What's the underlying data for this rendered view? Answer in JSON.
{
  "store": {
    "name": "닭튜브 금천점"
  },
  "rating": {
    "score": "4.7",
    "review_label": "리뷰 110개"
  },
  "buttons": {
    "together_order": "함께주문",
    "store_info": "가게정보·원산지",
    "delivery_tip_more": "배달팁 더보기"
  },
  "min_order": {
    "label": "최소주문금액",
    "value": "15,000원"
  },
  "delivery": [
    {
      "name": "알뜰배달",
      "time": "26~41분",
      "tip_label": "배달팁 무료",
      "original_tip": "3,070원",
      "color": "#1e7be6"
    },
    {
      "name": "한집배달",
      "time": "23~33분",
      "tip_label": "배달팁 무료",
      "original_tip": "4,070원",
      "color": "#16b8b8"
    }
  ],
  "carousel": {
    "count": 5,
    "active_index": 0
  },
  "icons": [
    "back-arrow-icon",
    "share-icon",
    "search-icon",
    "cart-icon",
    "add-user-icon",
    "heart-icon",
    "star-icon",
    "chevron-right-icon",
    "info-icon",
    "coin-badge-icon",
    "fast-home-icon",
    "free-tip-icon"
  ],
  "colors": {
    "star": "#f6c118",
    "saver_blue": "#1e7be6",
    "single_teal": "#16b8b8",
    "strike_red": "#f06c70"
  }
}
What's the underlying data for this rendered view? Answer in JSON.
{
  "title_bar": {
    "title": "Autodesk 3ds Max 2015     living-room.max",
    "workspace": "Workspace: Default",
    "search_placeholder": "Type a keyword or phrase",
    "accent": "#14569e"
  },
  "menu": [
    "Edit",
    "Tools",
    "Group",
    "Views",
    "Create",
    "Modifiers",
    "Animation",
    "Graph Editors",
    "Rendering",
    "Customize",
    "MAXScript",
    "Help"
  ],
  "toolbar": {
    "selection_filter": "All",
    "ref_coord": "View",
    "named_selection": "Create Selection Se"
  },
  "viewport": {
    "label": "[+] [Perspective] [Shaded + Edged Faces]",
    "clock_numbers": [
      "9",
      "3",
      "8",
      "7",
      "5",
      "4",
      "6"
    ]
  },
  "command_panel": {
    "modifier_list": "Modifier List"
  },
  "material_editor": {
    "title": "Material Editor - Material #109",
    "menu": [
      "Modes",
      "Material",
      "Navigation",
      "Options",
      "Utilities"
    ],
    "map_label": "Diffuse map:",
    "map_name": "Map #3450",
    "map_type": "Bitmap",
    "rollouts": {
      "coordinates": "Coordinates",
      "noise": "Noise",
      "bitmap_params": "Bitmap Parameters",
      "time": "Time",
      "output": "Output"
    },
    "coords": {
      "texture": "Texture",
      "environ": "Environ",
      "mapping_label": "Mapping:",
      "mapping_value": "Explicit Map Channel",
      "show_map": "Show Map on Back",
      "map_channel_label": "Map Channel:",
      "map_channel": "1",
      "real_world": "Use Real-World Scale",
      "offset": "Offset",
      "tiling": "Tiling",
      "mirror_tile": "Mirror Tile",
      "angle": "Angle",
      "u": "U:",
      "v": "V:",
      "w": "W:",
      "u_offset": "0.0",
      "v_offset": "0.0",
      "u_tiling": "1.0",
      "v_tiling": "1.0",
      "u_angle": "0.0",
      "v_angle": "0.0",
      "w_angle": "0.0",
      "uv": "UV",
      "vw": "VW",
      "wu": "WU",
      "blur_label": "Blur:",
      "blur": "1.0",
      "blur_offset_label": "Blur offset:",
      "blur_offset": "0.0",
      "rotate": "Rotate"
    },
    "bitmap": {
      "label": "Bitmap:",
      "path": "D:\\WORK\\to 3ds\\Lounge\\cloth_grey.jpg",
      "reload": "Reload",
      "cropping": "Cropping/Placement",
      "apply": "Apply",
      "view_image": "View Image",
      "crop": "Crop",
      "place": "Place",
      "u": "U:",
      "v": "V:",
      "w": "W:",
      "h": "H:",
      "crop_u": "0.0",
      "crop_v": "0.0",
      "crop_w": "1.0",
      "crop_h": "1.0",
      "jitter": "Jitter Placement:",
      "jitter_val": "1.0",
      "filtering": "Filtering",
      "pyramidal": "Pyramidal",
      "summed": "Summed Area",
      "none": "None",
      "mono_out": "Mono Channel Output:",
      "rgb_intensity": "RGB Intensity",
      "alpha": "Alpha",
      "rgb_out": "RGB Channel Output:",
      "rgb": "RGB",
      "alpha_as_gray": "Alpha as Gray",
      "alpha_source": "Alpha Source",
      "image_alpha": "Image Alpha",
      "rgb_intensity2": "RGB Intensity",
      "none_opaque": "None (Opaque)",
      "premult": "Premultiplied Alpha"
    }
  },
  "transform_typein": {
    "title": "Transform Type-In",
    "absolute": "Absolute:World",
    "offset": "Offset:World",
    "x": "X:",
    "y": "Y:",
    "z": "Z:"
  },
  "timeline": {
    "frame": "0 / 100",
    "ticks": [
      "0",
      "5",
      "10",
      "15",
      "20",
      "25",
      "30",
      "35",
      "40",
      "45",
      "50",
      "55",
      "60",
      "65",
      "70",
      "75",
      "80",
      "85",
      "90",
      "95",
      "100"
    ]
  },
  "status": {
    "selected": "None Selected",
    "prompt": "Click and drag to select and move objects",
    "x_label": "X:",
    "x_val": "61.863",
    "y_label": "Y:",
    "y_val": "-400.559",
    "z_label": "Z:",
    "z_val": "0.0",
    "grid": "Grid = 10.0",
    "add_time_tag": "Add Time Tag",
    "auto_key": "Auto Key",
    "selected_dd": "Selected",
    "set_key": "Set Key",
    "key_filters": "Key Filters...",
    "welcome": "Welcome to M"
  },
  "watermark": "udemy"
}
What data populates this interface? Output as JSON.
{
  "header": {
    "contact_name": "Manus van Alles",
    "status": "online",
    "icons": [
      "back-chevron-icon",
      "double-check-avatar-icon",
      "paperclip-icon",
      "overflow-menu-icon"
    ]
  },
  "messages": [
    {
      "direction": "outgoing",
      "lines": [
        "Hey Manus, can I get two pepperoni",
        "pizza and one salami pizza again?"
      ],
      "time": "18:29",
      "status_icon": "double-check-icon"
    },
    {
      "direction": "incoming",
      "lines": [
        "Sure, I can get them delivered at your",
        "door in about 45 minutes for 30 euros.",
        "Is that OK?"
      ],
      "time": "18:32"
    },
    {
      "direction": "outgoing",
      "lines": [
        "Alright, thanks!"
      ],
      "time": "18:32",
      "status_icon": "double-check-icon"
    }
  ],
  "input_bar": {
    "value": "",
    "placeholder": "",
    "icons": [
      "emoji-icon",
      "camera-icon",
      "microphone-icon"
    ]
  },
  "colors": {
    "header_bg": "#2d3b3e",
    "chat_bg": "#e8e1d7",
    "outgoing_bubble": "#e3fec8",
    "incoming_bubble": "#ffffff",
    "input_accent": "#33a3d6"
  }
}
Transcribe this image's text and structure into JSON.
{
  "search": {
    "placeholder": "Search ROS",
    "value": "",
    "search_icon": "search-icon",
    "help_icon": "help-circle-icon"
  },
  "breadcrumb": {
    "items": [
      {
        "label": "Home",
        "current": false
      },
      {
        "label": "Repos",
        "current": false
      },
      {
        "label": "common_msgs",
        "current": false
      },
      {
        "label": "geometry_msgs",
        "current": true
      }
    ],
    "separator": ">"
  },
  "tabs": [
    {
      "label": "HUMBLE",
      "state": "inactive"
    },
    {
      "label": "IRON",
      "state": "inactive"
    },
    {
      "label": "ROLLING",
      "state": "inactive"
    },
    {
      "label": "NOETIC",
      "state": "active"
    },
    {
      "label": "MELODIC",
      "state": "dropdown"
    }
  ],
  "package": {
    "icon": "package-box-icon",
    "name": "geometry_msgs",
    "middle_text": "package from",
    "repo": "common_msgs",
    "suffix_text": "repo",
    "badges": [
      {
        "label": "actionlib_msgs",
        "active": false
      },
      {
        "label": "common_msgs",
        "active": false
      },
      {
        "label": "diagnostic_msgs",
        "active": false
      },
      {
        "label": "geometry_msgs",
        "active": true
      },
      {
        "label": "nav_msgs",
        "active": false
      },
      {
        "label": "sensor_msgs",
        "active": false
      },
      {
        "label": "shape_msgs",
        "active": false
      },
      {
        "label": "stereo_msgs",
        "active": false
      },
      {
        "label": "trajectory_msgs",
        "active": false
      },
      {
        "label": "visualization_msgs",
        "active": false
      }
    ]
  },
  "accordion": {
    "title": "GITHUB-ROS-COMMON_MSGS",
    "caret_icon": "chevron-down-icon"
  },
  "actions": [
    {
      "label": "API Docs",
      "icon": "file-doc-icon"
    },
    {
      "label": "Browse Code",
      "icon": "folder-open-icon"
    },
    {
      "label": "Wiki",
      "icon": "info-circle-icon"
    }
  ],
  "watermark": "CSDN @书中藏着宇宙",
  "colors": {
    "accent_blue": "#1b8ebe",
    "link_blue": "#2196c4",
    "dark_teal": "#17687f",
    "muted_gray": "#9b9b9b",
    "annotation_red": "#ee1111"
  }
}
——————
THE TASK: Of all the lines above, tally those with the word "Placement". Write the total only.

ANSWER TO THE EXERCISE: 2